**Assignment**
Return every line of the entries that includes the word "logo".

Recorded data
┄┄┄┄┄┄

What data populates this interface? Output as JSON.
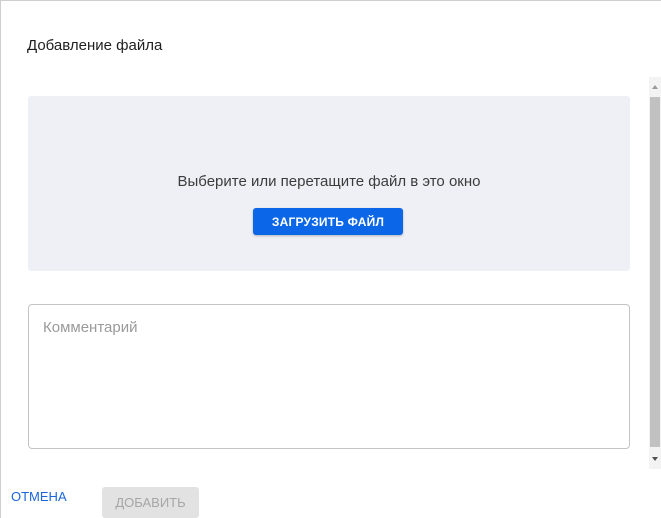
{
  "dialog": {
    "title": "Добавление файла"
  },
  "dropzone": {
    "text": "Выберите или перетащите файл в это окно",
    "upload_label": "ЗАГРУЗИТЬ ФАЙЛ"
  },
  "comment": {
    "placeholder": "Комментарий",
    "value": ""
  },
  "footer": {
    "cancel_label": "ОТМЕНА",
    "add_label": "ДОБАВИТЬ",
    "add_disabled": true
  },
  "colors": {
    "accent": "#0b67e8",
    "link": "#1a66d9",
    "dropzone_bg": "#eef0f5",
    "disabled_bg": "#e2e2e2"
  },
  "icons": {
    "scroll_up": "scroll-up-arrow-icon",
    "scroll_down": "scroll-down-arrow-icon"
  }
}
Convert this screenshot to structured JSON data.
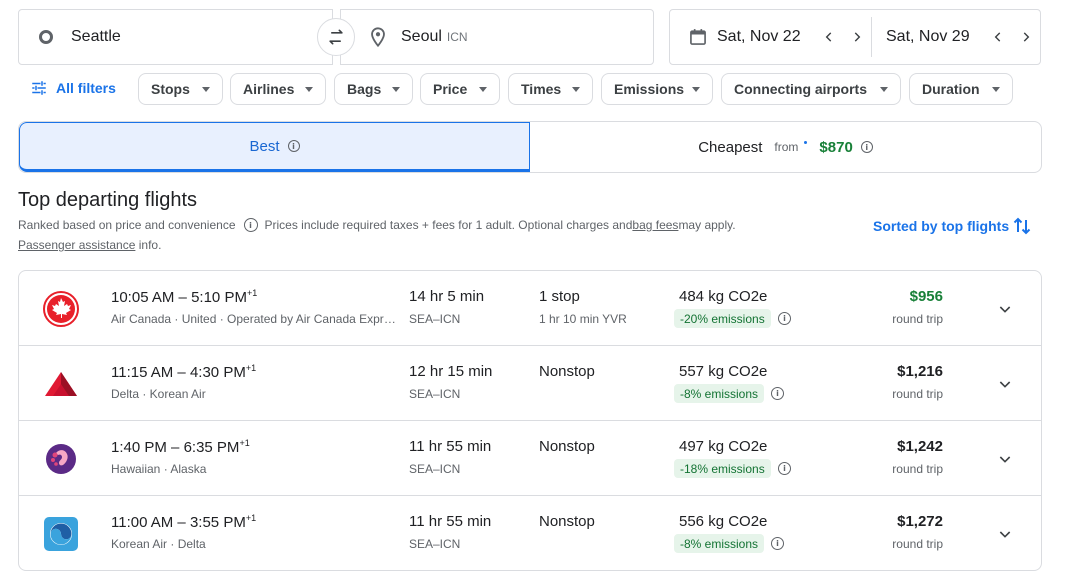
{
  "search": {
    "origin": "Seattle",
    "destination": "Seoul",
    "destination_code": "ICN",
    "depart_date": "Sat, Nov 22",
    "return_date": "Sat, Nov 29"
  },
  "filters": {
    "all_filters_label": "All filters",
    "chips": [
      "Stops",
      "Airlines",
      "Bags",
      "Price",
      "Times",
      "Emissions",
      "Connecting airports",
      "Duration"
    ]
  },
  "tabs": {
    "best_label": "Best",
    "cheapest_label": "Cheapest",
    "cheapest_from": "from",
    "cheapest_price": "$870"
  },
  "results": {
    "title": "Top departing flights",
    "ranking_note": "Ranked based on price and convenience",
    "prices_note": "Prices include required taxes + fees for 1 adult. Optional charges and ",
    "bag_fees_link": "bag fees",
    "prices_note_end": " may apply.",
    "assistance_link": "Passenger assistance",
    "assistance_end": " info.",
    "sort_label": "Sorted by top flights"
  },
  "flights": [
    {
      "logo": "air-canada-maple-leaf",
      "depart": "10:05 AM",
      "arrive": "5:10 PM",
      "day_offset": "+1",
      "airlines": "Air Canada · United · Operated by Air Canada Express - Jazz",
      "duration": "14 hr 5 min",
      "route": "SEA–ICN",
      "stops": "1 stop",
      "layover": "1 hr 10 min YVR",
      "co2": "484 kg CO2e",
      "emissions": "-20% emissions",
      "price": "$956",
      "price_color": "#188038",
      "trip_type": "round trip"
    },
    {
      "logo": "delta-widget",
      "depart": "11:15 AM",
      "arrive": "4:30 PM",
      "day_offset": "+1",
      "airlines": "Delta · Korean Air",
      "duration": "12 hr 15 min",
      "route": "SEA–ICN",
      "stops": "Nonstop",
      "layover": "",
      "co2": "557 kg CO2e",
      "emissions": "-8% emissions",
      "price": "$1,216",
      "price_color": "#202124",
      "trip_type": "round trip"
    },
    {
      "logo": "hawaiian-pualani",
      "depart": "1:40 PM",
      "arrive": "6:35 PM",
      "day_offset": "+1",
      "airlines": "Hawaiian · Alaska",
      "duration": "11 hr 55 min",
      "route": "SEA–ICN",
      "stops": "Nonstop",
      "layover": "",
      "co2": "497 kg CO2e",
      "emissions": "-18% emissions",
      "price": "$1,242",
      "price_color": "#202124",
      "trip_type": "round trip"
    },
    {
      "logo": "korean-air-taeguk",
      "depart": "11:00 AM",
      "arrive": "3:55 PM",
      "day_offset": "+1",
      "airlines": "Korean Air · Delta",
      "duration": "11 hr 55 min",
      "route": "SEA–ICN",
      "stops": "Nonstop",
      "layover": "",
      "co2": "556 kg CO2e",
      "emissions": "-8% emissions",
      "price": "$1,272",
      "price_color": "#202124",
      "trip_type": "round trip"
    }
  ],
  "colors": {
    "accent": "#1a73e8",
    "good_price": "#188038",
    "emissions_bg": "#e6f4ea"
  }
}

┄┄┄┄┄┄

**Response below**
      "logo": "air-canada-maple-leaf",
      "logo": "delta-widget",
      "logo": "hawaiian-pualani",
      "logo": "korean-air-taeguk",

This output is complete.